[CG] Plenty! As I mentioned in the previous answer, there’s a gap in understanding what automation is. There’s the fear that associates automation with deskilling. From the previous example, this fear was having designers not knowing how to grade. Communicating the greater outcome or opportunity of automation is key. To borrow Earl’s antidote, this tool will allow us to make mistakes faster and process things quicker.
Duration is another barrier – turning a one or two day task into a 20-minute step doesn’t happen overnight. There is a lot of discovery and failure in process optimization. The hard part is to find where to start because it can be overwhelming. For me, I have to be able to get my arms around the larger workflow before seeing ways to make it better and how that optimization fits into the greater design process.
Similarly, firms need to take optimization seriously – it shouldn’t be treated as a side project. All firms want efficiency, but not all firms are willing to commit non-billable time to it – you have to take that leap of faith and make the financial investment.
What are some basic steps every landscape architecture firm can take to better incorporate technology into their design and implementation process?
[CG] I’ll share what TBG’s CTO, Greg Nichols, told me: celebrate technology – test things, break things, learn things. Technology touches all parts of your business operation. If you’re thinking about it as just a CAD tool, you’re not thinking of it right.
For me, I treat my projects as if they’re startups – that’s the entrepreneurial mindset in me I guess. These tools have the same uncertainty of success, so developing and assessing their value with the same scrutiny tends to steer them towards being successful.
The first step is knowing where you are today – establish a baseline. What’s your measuring stick? Make sure these measures can be clearly understood, provoke action, and that the data is transparent. Subjective measures are hard to gauge success with.
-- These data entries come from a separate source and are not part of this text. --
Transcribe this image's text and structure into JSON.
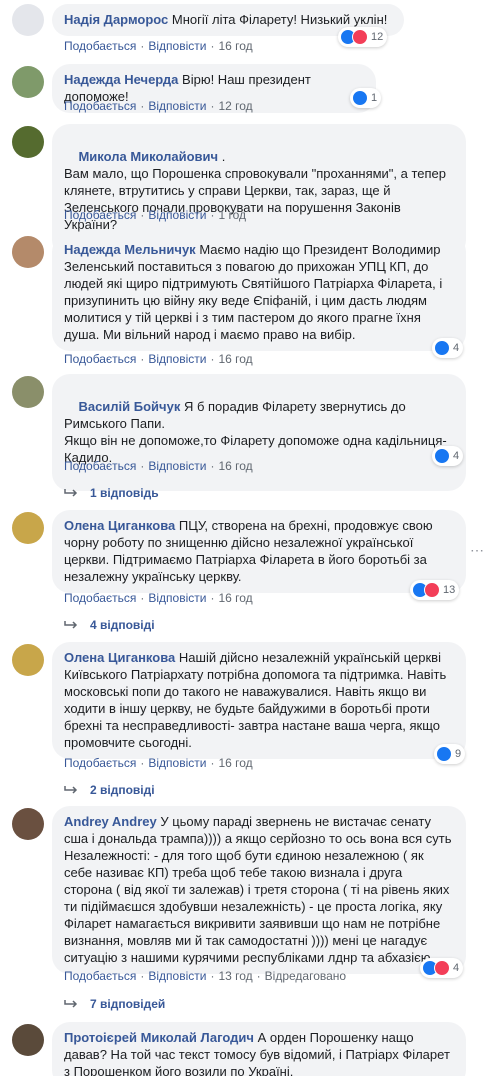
{
  "labels": {
    "like": "Подобається",
    "reply": "Відповісти",
    "edited": "Відредаговано"
  },
  "comments": [
    {
      "author": "Надія Дарморос",
      "text": "Многії літа Філарету! Низький уклін!",
      "time": "16 год",
      "reactions": "12"
    },
    {
      "author": "Надежда Нечерда",
      "text": "Вірю! Наш президент допоможе!",
      "time": "12 год",
      "reactions": "1"
    },
    {
      "author": "Микола Миколайович",
      "text": ".\nВам мало, що Порошенка спровокували \"проханнями\", а тепер клянете, втрутитись у справи Церкви, так, зараз, ще й Зеленського почали провокувати на порушення Законів України?",
      "time": "1 год",
      "reactions": ""
    },
    {
      "author": "Надежда Мельничук",
      "text": "Маємо надію що Президент Володимир Зеленський поставиться з повагою до прихожан УПЦ КП, до людей які щиро підтримують Святійшого Патріарха Філарета, і призупинить цю війну яку веде Єпіфаній, і цим дасть людям молитися у тій церкві і з тим пастером до якого прагне їхня душа. Ми вільний народ і маємо право на вибір.",
      "time": "16 год",
      "reactions": "4"
    },
    {
      "author": "Василій Бойчук",
      "text": "Я б порадив Філарету звернутись до Римського Папи.\nЯкщо він не допоможе,то Філарету допоможе одна кадільниця-Кадило.",
      "time": "16 год",
      "reactions": "4",
      "replies": "1 відповідь"
    },
    {
      "author": "Олена Циганкова",
      "text": "ПЦУ, створена на брехні, продовжує свою чорну роботу по знищенню дійсно незалежної української церкви. Підтримаємо Патріарха Філарета в його боротьбі за незалежну українську церкву.",
      "time": "16 год",
      "reactions": "13",
      "replies": "4 відповіді"
    },
    {
      "author": "Олена Циганкова",
      "text": "Нашій дійсно незалежній українській церкві Київського Патріархату потрібна допомога та підтримка. Навіть московські попи до такого не наважувалися. Навіть якщо ви ходити в іншу церкву, не будьте байдужими в боротьбі проти брехні та несправедливості- завтра настане ваша черга, якщо промовчите сьогодні.",
      "time": "16 год",
      "reactions": "9",
      "replies": "2 відповіді"
    },
    {
      "author": "Andrey Andrey",
      "text": "У цьому параді звернень не вистачає сенату сша і дональда трампа)))) а якщо серйозно то ось вона вся суть Незалежності: - для того щоб бути єдиною незалежною ( як себе називає КП) треба щоб тебе такою визнала і друга сторона ( від якої ти залежав) і третя сторона ( ті на рівень яких ти підіймаєшся здобувши незалежність) - це проста логіка, яку Філарет намагається викривити заявивши що нам не потрібне визнання, мовляв ми й так самодостатні )))) мені це нагадує ситуацію з нашими курячими республіками лднр та абхазією....",
      "time": "13 год",
      "reactions": "4",
      "replies": "7 відповідей"
    },
    {
      "author": "Протоієрей Миколай Лагодич",
      "text": "А орден Порошенку нащо давав? На той час текст томосу був відомий, і Патріарх Філарет з Порошенком його возили по Україні.",
      "time": "",
      "reactions": ""
    }
  ],
  "colors": {
    "link": "#385898",
    "bubble": "#f2f3f5",
    "like": "#1877f2",
    "love": "#f33e58"
  }
}
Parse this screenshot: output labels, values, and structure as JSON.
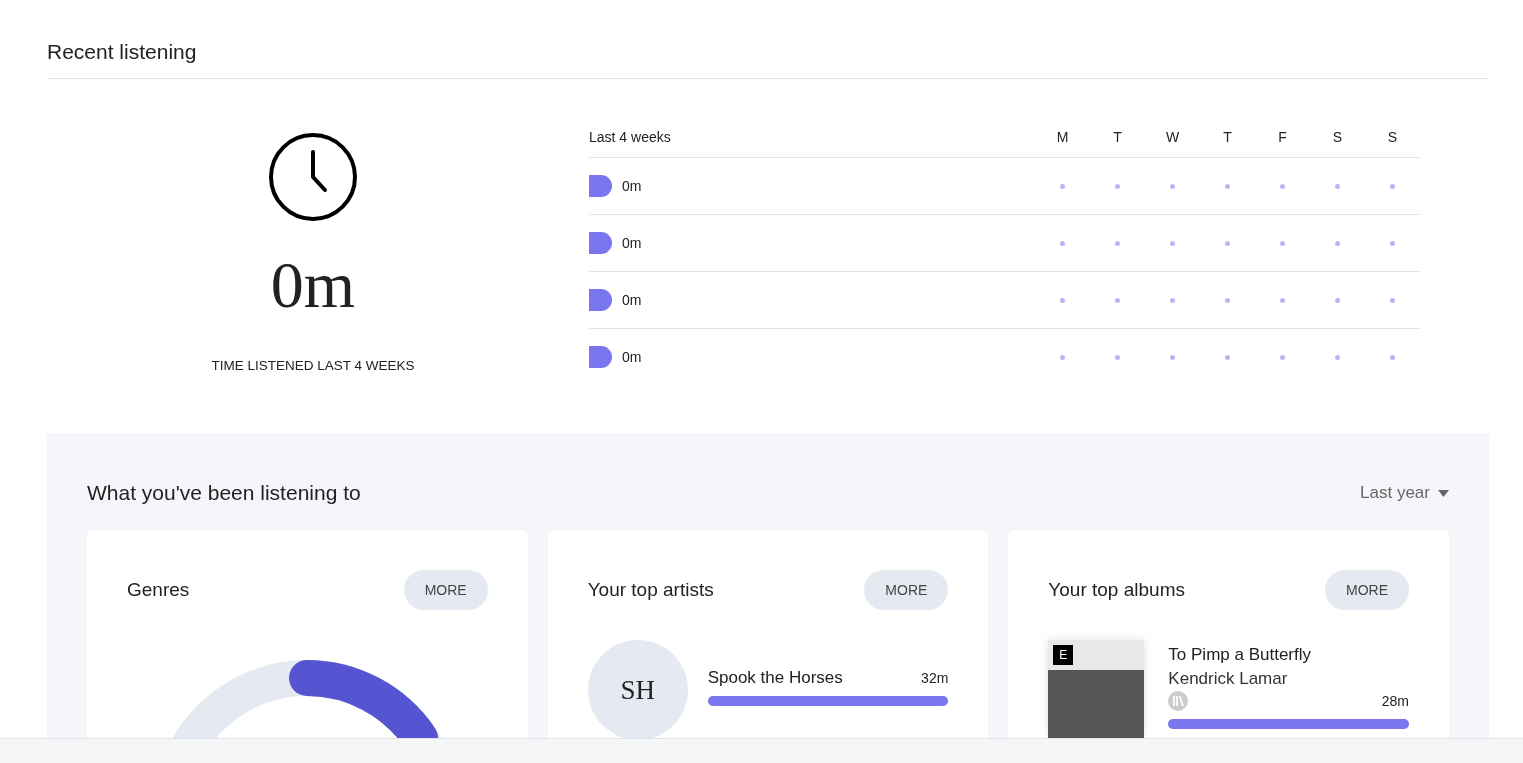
{
  "recent": {
    "title": "Recent listening",
    "total": "0m",
    "caption": "TIME LISTENED LAST 4 WEEKS",
    "period": "Last 4 weeks",
    "days": [
      "M",
      "T",
      "W",
      "T",
      "F",
      "S",
      "S"
    ],
    "weeks": [
      {
        "time": "0m"
      },
      {
        "time": "0m"
      },
      {
        "time": "0m"
      },
      {
        "time": "0m"
      }
    ]
  },
  "listening": {
    "title": "What you've been listening to",
    "range": "Last year",
    "genres": {
      "title": "Genres",
      "more": "MORE"
    },
    "artists": {
      "title": "Your top artists",
      "more": "MORE",
      "items": [
        {
          "initials": "SH",
          "name": "Spook the Horses",
          "time": "32m",
          "level": 1
        }
      ]
    },
    "albums": {
      "title": "Your top albums",
      "more": "MORE",
      "items": [
        {
          "title": "To Pimp a Butterfly",
          "artist": "Kendrick Lamar",
          "badge": "E",
          "time": "28m",
          "level": 1
        }
      ]
    }
  }
}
Next, create a feedback loop. With anything new, you’re assuming people will change their behavior in the way they use it. How are you going to validate the tool is being used as you intended? From what you learn, tune the engine – make tweaks, and test new ideas.
Learning is key in the process and failure is a common learning moment when you develop anything new, so don’t be afraid to fail. Much of what we do can and should be automated. Today, our design medium is more complex than ever, yet we’re still treating it like pen and paper – there’s got to be an easier way to do this.